*** Record excerpts ***

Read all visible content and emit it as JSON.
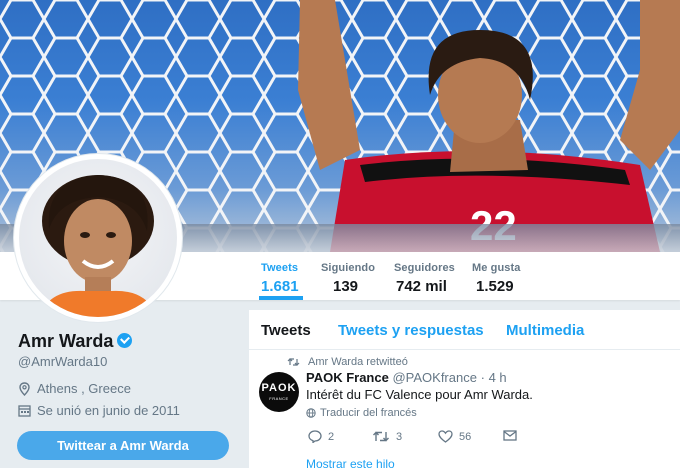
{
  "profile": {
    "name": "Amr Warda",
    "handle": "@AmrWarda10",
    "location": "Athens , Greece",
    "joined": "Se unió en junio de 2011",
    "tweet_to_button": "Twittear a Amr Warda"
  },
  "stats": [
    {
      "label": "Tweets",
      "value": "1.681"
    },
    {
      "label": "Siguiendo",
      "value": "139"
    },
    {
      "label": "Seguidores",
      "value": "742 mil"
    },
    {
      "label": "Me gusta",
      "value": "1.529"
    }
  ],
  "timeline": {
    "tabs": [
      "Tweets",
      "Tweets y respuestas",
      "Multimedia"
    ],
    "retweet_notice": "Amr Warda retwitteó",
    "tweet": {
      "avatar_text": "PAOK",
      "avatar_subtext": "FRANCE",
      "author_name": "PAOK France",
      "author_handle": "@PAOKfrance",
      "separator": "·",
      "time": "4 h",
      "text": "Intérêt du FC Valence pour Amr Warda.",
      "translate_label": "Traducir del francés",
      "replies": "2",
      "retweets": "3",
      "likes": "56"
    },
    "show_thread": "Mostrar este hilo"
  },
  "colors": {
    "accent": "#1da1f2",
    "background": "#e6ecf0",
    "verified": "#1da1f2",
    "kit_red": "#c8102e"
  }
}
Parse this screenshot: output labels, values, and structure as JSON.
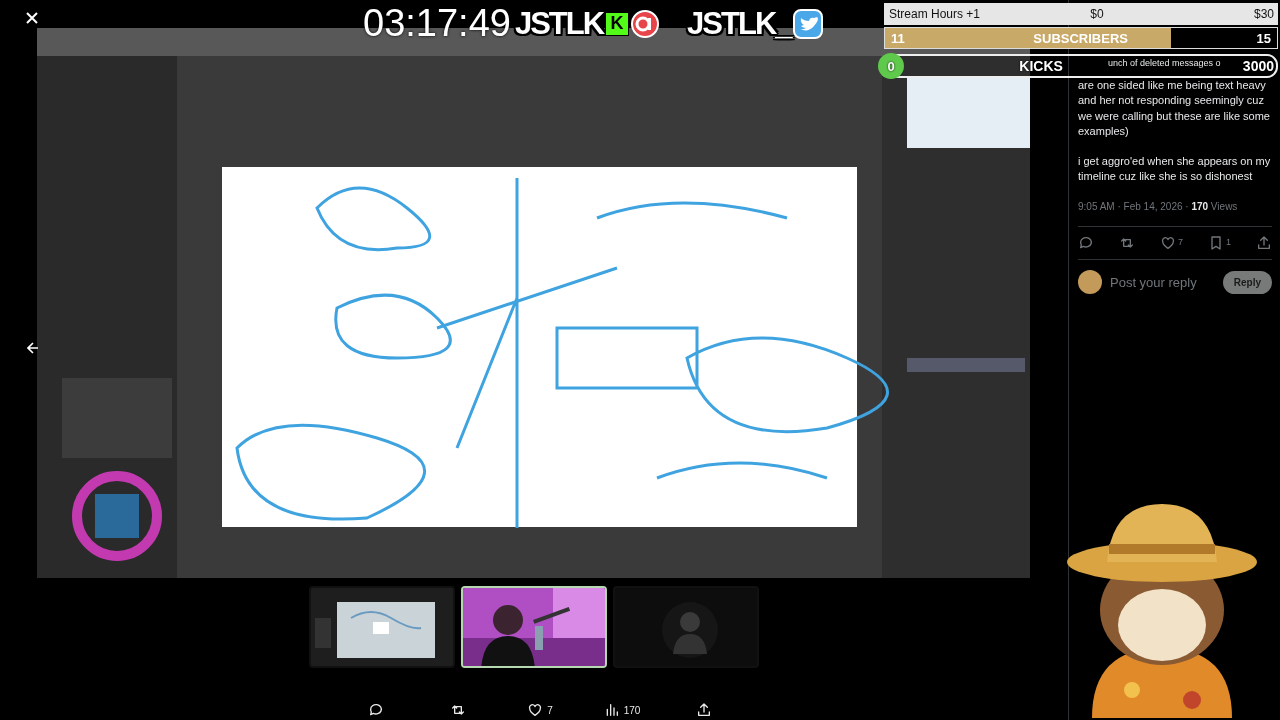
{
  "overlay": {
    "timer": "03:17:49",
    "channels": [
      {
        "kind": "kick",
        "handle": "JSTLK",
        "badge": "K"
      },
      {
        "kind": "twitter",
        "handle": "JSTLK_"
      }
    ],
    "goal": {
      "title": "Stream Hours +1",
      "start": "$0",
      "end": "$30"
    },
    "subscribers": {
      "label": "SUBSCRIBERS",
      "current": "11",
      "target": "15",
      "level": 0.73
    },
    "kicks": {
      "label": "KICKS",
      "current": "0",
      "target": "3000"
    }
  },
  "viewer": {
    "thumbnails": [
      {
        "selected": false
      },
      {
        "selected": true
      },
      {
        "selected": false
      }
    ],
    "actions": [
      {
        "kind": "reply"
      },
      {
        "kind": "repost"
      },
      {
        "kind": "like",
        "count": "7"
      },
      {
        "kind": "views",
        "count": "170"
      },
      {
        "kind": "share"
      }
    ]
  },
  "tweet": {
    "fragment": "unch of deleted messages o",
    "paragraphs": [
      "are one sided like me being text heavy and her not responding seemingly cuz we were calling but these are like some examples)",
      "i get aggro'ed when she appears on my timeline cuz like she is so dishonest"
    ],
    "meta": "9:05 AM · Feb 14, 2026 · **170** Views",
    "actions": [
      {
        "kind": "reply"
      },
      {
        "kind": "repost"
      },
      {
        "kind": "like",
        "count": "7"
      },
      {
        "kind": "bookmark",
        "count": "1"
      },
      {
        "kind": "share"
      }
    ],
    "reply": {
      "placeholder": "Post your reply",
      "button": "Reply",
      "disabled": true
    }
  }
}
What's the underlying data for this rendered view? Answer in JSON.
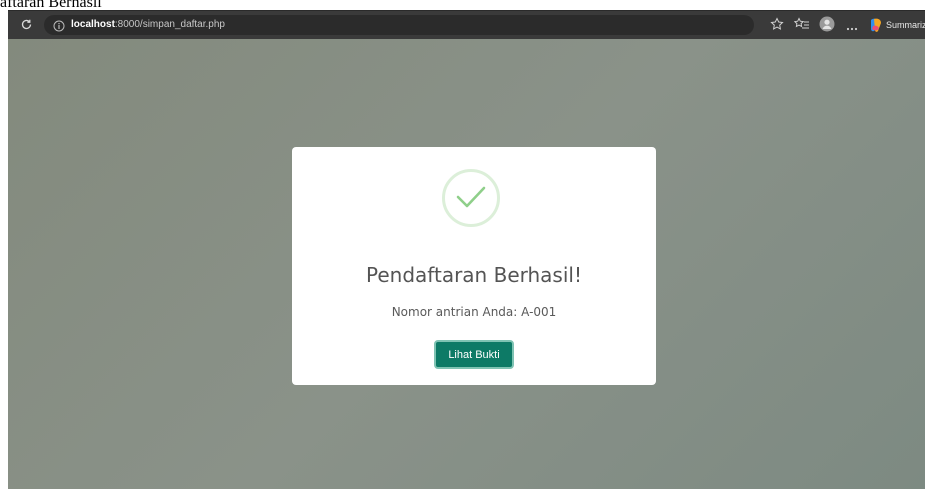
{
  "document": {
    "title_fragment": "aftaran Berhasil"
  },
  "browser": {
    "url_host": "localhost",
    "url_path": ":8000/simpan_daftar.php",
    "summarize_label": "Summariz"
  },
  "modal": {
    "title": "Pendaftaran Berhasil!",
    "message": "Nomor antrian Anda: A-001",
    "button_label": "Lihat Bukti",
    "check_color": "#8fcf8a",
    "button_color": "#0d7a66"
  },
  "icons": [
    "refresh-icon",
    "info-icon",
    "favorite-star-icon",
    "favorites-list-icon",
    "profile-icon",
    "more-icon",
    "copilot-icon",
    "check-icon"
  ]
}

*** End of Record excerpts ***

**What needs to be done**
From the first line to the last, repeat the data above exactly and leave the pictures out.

**Task result**
Read all visible content and emit it as JSON.
{
  "profile": {
    "name": "Amr Warda",
    "handle": "@AmrWarda10",
    "location": "Athens , Greece",
    "joined": "Se unió en junio de 2011",
    "tweet_to_button": "Twittear a Amr Warda"
  },
  "stats": [
    {
      "label": "Tweets",
      "value": "1.681"
    },
    {
      "label": "Siguiendo",
      "value": "139"
    },
    {
      "label": "Seguidores",
      "value": "742 mil"
    },
    {
      "label": "Me gusta",
      "value": "1.529"
    }
  ],
  "timeline": {
    "tabs": [
      "Tweets",
      "Tweets y respuestas",
      "Multimedia"
    ],
    "retweet_notice": "Amr Warda retwitteó",
    "tweet": {
      "avatar_text": "PAOK",
      "avatar_subtext": "FRANCE",
      "author_name": "PAOK France",
      "author_handle": "@PAOKfrance",
      "separator": "·",
      "time": "4 h",
      "text": "Intérêt du FC Valence pour Amr Warda.",
      "translate_label": "Traducir del francés",
      "replies": "2",
      "retweets": "3",
      "likes": "56"
    },
    "show_thread": "Mostrar este hilo"
  },
  "colors": {
    "accent": "#1da1f2",
    "background": "#e6ecf0",
    "verified": "#1da1f2",
    "kit_red": "#c8102e"
  }
}
Parse this screenshot: output labels, values, and structure as JSON.
{
  "overlay": {
    "timer": "03:17:49",
    "channels": [
      {
        "kind": "kick",
        "handle": "JSTLK",
        "badge": "K"
      },
      {
        "kind": "twitter",
        "handle": "JSTLK_"
      }
    ],
    "goal": {
      "title": "Stream Hours +1",
      "start": "$0",
      "end": "$30"
    },
    "subscribers": {
      "label": "SUBSCRIBERS",
      "current": "11",
      "target": "15",
      "level": 0.73
    },
    "kicks": {
      "label": "KICKS",
      "current": "0",
      "target": "3000"
    }
  },
  "viewer": {
    "thumbnails": [
      {
        "selected": false
      },
      {
        "selected": true
      },
      {
        "selected": false
      }
    ],
    "actions": [
      {
        "kind": "reply"
      },
      {
        "kind": "repost"
      },
      {
        "kind": "like",
        "count": "7"
      },
      {
        "kind": "views",
        "count": "170"
      },
      {
        "kind": "share"
      }
    ]
  },
  "tweet": {
    "fragment": "unch of deleted messages o",
    "paragraphs": [
      "are one sided like me being text heavy and her not responding seemingly cuz we were calling but these are like some examples)",
      "i get aggro'ed when she appears on my timeline cuz like she is so dishonest"
    ],
    "meta": "9:05 AM · Feb 14, 2026 · **170** Views",
    "actions": [
      {
        "kind": "reply"
      },
      {
        "kind": "repost"
      },
      {
        "kind": "like",
        "count": "7"
      },
      {
        "kind": "bookmark",
        "count": "1"
      },
      {
        "kind": "share"
      }
    ],
    "reply": {
      "placeholder": "Post your reply",
      "button": "Reply",
      "disabled": true
    }
  }
}
What's the underlying data for this rendered view? Answer in JSON.
{
  "document": {
    "title_fragment": "aftaran Berhasil"
  },
  "browser": {
    "url_host": "localhost",
    "url_path": ":8000/simpan_daftar.php",
    "summarize_label": "Summariz"
  },
  "modal": {
    "title": "Pendaftaran Berhasil!",
    "message": "Nomor antrian Anda: A-001",
    "button_label": "Lihat Bukti",
    "check_color": "#8fcf8a",
    "button_color": "#0d7a66"
  },
  "icons": [
    "refresh-icon",
    "info-icon",
    "favorite-star-icon",
    "favorites-list-icon",
    "profile-icon",
    "more-icon",
    "copilot-icon",
    "check-icon"
  ]
}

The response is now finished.